Queen Anne's Lace (Wild Carrot)

Daucus carota

Family Apiaceae (Umbelliferae)

Notable Features
Leaves: Leaves extremely deeply lobed*, fringe-like in appearance. Sprout from lower portions of the plant around and from several, central, hairy stems from which flowers blossom.
Flowers: Large, flat-topped clusters of tiny white flowers appear May through October during the second year of the plant. A single purple flower usually appears in the center of the cluster.
Roots: A single, white root; smells of carrot.
Size/ Shape: A small, flowering plant (second year flowers) up to 3 feet (1 meter) in height. Found in fields, waste areas, roadsides, and forest peripheries.

Location on Campus

(click for map)

Located along the peripheral road, and between the Goldman-Schwartz Art Building and Spingold Theatre in the rocky waste area.

The first year roots can be prepared as a cooked vegetable in the same manner as garden carrots. Second year roots too dry, grainy, and un-flavorful.

WARNING: First-year Queen Anne's Lace leaves resemble Poison Hemlock.

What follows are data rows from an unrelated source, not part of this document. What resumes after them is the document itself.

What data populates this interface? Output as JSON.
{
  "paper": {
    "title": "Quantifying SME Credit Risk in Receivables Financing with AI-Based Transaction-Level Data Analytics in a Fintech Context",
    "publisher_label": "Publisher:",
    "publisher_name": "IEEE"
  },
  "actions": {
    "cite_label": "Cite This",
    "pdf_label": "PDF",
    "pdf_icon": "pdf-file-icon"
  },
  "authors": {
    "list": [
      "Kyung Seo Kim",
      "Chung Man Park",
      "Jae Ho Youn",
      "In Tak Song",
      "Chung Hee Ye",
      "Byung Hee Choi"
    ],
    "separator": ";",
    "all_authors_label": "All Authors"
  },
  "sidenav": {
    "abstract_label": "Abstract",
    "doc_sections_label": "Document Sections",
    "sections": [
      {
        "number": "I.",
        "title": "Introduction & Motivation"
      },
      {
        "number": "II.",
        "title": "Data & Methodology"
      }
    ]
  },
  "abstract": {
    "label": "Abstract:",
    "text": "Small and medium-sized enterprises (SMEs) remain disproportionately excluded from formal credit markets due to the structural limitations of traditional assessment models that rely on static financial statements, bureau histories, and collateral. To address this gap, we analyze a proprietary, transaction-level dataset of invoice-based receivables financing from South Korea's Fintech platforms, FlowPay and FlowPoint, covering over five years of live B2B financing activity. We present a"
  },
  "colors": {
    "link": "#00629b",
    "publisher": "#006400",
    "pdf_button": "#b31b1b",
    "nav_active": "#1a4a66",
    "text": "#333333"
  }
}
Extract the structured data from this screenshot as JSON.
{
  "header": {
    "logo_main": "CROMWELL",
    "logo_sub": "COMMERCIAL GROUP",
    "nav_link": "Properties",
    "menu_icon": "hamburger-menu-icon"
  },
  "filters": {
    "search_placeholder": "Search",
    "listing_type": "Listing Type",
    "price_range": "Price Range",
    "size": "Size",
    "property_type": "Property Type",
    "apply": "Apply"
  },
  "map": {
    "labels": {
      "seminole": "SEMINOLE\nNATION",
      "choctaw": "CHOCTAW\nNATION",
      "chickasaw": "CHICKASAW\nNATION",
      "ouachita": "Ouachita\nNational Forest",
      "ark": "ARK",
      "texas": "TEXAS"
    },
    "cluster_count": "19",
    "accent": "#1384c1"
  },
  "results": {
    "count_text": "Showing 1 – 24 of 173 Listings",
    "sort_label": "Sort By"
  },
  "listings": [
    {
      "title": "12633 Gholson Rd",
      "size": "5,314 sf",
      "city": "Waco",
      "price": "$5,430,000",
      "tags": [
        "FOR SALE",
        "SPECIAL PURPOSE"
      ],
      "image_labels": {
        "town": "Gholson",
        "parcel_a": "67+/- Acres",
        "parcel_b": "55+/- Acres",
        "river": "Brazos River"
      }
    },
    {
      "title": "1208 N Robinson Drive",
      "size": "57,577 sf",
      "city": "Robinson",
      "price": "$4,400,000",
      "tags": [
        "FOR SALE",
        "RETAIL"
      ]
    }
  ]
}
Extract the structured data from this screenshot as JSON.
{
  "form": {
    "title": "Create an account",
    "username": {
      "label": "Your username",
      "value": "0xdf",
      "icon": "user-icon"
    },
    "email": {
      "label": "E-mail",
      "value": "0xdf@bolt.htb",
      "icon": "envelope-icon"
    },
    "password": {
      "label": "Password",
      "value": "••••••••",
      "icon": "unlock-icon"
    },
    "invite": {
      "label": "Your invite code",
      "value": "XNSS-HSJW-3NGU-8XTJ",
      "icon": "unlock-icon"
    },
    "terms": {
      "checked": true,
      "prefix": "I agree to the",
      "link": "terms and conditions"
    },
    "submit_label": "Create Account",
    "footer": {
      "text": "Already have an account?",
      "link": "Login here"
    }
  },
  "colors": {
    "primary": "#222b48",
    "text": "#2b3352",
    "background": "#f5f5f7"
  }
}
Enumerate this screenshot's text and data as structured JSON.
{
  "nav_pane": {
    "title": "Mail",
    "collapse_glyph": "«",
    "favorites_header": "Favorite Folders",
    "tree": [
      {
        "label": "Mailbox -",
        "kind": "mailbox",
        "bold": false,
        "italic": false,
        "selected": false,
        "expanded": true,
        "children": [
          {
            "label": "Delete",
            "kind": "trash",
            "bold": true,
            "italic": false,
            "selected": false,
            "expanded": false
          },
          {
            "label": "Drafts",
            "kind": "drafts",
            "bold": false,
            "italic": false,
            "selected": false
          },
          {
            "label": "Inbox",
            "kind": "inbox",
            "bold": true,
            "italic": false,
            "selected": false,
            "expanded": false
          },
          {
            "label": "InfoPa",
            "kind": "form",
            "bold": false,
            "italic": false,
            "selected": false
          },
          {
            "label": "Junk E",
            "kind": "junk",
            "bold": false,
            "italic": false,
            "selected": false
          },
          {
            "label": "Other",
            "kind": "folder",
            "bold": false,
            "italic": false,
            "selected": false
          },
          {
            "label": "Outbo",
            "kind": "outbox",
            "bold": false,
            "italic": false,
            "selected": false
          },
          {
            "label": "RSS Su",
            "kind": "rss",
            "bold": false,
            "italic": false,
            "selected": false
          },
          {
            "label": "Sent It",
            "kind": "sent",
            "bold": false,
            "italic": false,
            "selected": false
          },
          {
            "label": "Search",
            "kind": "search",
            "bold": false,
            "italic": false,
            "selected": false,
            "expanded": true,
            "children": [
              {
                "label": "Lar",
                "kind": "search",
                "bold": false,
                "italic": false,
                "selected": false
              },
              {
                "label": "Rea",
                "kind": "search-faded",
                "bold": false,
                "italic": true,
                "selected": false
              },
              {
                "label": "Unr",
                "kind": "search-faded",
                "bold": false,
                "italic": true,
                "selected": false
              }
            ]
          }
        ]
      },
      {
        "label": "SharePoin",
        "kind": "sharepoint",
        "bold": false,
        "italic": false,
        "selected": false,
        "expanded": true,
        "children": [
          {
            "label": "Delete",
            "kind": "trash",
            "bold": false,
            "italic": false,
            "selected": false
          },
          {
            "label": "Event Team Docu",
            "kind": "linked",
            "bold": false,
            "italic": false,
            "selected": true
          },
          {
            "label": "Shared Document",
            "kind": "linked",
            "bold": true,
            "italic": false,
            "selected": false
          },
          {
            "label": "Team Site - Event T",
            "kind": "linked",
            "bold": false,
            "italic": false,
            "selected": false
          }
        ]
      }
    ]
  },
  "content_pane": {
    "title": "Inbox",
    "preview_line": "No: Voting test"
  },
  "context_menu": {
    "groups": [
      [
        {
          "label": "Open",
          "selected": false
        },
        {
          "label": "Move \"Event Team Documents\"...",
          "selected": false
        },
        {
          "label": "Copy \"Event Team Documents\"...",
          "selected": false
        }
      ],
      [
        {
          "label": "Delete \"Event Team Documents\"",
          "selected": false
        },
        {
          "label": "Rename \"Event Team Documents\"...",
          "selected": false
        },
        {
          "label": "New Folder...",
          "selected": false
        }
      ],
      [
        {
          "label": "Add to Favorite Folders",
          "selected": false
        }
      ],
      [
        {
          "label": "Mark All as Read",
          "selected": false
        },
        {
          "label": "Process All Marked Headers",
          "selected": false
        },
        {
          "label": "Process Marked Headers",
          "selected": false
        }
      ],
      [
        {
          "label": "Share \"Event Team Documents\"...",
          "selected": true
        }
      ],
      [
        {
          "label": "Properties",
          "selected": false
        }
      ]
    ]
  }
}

Remember that Wild Carrot stalks are hairy.

Except where specifically noted, all text, photographs, and drawings copyright Chris Bersbach and Lisa Leombruni 2002. No part of this page may be reproduced without the express permission of the authors.